It’s been over 20 years since Steve McLean’s feature film directing debut Postcards from America which was based on the writings of David Wojnarowicz was released. His sophomore feature Postcards from London, that he wrote as well as directed, may have been intended primarily as an intriguing flight of his very vivid imagination (which it is) but after viewing it the overwhelming feeling is that this ended up as a vehicle to show off the remarkable talent of its young star Harris Dickinson.
He plays Jim an intelligent teenager who feels trapped in his small suburban hometown and so runs off to seek a new life in the bright lights of London with people who also like the finer things in life as he does.

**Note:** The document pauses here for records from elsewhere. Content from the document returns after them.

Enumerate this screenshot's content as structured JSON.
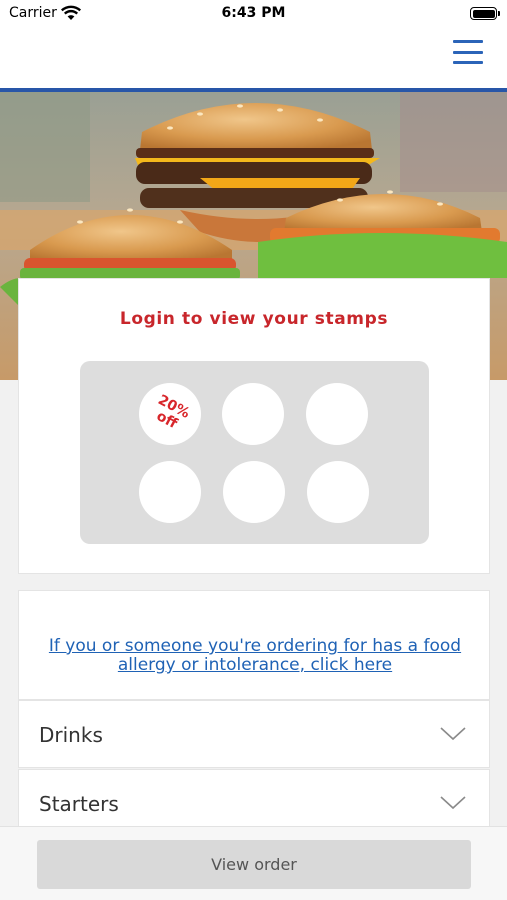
{
  "status_bar": {
    "carrier": "Carrier",
    "time": "6:43 PM"
  },
  "colors": {
    "accent_blue": "#2856a8",
    "link_blue": "#1f62b5",
    "title_red": "#c8262b"
  },
  "stamp_card": {
    "title": "Login to view your stamps",
    "stamps": [
      {
        "line1": "20%",
        "line2": "off"
      },
      {
        "line1": "",
        "line2": ""
      },
      {
        "line1": "",
        "line2": ""
      },
      {
        "line1": "",
        "line2": ""
      },
      {
        "line1": "",
        "line2": ""
      },
      {
        "line1": "",
        "line2": ""
      }
    ]
  },
  "allergy": {
    "link_text": "If you or someone you're ordering for has a food allergy or intolerance, click here"
  },
  "menu": {
    "categories": [
      {
        "label": "Drinks",
        "icon": "chevron-down-icon"
      },
      {
        "label": "Starters",
        "icon": "chevron-down-icon"
      }
    ]
  },
  "footer": {
    "view_order_label": "View order"
  },
  "icons": {
    "menu": "hamburger-menu-icon",
    "wifi": "wifi-icon",
    "battery": "battery-icon"
  }
}
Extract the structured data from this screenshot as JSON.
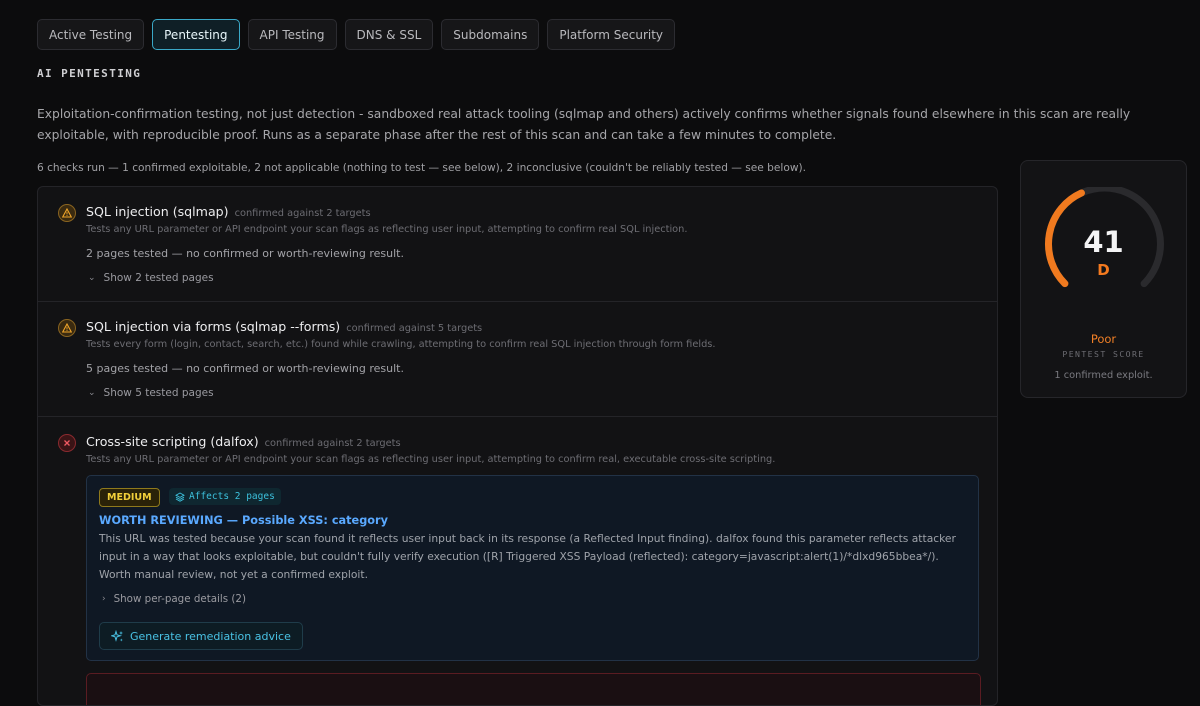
{
  "tabs": [
    {
      "label": "Active Testing",
      "active": false
    },
    {
      "label": "Pentesting",
      "active": true
    },
    {
      "label": "API Testing",
      "active": false
    },
    {
      "label": "DNS & SSL",
      "active": false
    },
    {
      "label": "Subdomains",
      "active": false
    },
    {
      "label": "Platform Security",
      "active": false
    }
  ],
  "section_title": "AI PENTESTING",
  "intro": "Exploitation-confirmation testing, not just detection - sandboxed real attack tooling (sqlmap and others) actively confirms whether signals found elsewhere in this scan are really exploitable, with reproducible proof. Runs as a separate phase after the rest of this scan and can take a few minutes to complete.",
  "summary": "6 checks run — 1 confirmed exploitable, 2 not applicable (nothing to test — see below), 2 inconclusive (couldn't be reliably tested — see below).",
  "checks": [
    {
      "status": "warning",
      "status_icon": "warning-triangle-icon",
      "name": "SQL injection (sqlmap)",
      "confirmed_against": "confirmed against 2 targets",
      "description": "Tests any URL parameter or API endpoint your scan flags as reflecting user input, attempting to confirm real SQL injection.",
      "result": "2 pages tested — no confirmed or worth-reviewing result.",
      "toggle": "Show 2 tested pages"
    },
    {
      "status": "warning",
      "status_icon": "warning-triangle-icon",
      "name": "SQL injection via forms (sqlmap --forms)",
      "confirmed_against": "confirmed against 5 targets",
      "description": "Tests every form (login, contact, search, etc.) found while crawling, attempting to confirm real SQL injection through form fields.",
      "result": "5 pages tested — no confirmed or worth-reviewing result.",
      "toggle": "Show 5 tested pages"
    },
    {
      "status": "failed",
      "status_icon": "x-circle-icon",
      "name": "Cross-site scripting (dalfox)",
      "confirmed_against": "confirmed against 2 targets",
      "description": "Tests any URL parameter or API endpoint your scan flags as reflecting user input, attempting to confirm real, executable cross-site scripting."
    }
  ],
  "finding": {
    "severity": "MEDIUM",
    "affects": "Affects 2 pages",
    "title": "WORTH REVIEWING — Possible XSS: category",
    "body": "This URL was tested because your scan found it reflects user input back in its response (a Reflected Input finding). dalfox found this parameter reflects attacker input in a way that looks exploitable, but couldn't fully verify execution ([R] Triggered XSS Payload (reflected): category=javascript:alert(1)/*dlxd965bbea*/). Worth manual review, not yet a confirmed exploit.",
    "per_page_toggle": "Show per-page details (2)",
    "remediation_button": "Generate remediation advice"
  },
  "score": {
    "value": "41",
    "value_fraction": 0.41,
    "grade": "D",
    "rating": "Poor",
    "label": "PENTEST SCORE",
    "note": "1 confirmed exploit.",
    "color": "#f07a1f",
    "track_color": "#2a2a2d"
  }
}
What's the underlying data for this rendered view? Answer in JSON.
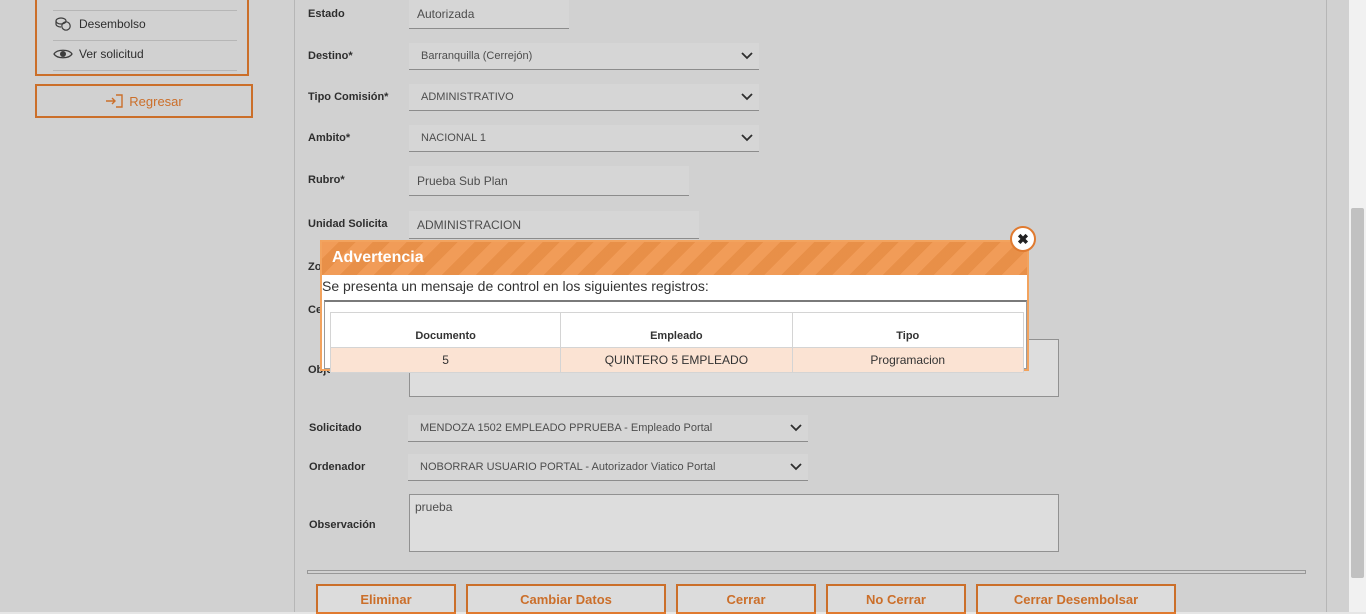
{
  "sidebar": {
    "items": [
      {
        "label": "Desembolso",
        "icon": "coins-icon"
      },
      {
        "label": "Ver solicitud",
        "icon": "eye-icon"
      }
    ],
    "back_label": "Regresar"
  },
  "form": {
    "estado": {
      "label": "Estado",
      "value": "Autorizada"
    },
    "destino": {
      "label": "Destino*",
      "value": "Barranquilla (Cerrejón)"
    },
    "tipo_comision": {
      "label": "Tipo Comisión*",
      "value": "ADMINISTRATIVO"
    },
    "ambito": {
      "label": "Ambito*",
      "value": "NACIONAL 1"
    },
    "rubro": {
      "label": "Rubro*",
      "value": "Prueba Sub Plan"
    },
    "unidad": {
      "label": "Unidad Solicita",
      "value": "ADMINISTRACION"
    },
    "zona_label_partial": "Zo",
    "centro_label_partial": "Ce",
    "objeto_label_partial": "Objeto",
    "solicitado": {
      "label": "Solicitado",
      "value": "MENDOZA 1502 EMPLEADO PPRUEBA - Empleado Portal"
    },
    "ordenador": {
      "label": "Ordenador",
      "value": "NOBORRAR USUARIO PORTAL - Autorizador Viatico Portal"
    },
    "observacion": {
      "label": "Observación",
      "value": "prueba"
    }
  },
  "buttons": {
    "eliminar": "Eliminar",
    "cambiar_datos": "Cambiar Datos",
    "cerrar": "Cerrar",
    "no_cerrar": "No Cerrar",
    "cerrar_desembolsar": "Cerrar Desembolsar"
  },
  "modal": {
    "title": "Advertencia",
    "message": "Se presenta un mensaje de control en los siguientes registros:",
    "columns": [
      "Documento",
      "Empleado",
      "Tipo"
    ],
    "rows": [
      [
        "5",
        "QUINTERO 5 EMPLEADO",
        "Programacion"
      ]
    ],
    "close_icon": "close-icon"
  },
  "colors": {
    "accent": "#e07a2f",
    "modal_header": "#f0944a",
    "row_highlight": "#fbe3d3"
  }
}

However, it starts off very badly as on his first night he sleeps on the street he gets mugged and robbed and so is grateful when another homeless man suggests that he may be a perfect fit for The Raconteurs an elite posturing group of male escorts that appear to rule Soho.
Their raison d’etre is to mix their sexual services with a heavy dose of art and literature to appease their clientele of older artistically bent. After a crash course in art history, Jim very quickly becomes extremely popular amongst the clients and is even adopted as a muse by one of the artists who is blinded by his beauty.
Being immersed in so many old masters, Jim soon discovers that he is suffering from a rare and strange condition known as Stendhal Syndrome. It manifests in a way that makes him not only just hypersensitive to the art but when he faints he can vividly imagine himself of actually in the painting too. An ability that people then want to use him for to help detect art forgeries.
This highly stylised movie is almost like a work of art itself with stunning sets from production designer Ollie Tiong who has created a rather glorious imaginary vision of London’s Soho. McLean’s witty script is peppered with intellectual cultural references to constantly remind us in this fantasy world of his, the boys are more than just pretty to look at. Although Dickinson surely is a thing of beauty that the camera (and everybody else) absolutely love. For him, this is a far different role than the one in his remarkable breakthrough performance last year in ‘Beach Rats’ but with his wonderfully riveting turn here, this young star re-affirms that he really is a major acting talent.
MacLean’s film has created a world where male hustling is not only considered almost respectable, but he has also removed every hint of grit and grime that usually accompany such stories. It makes for a refreshing change, although we are slightly apprehensive if it is one that audiences will generally welcome.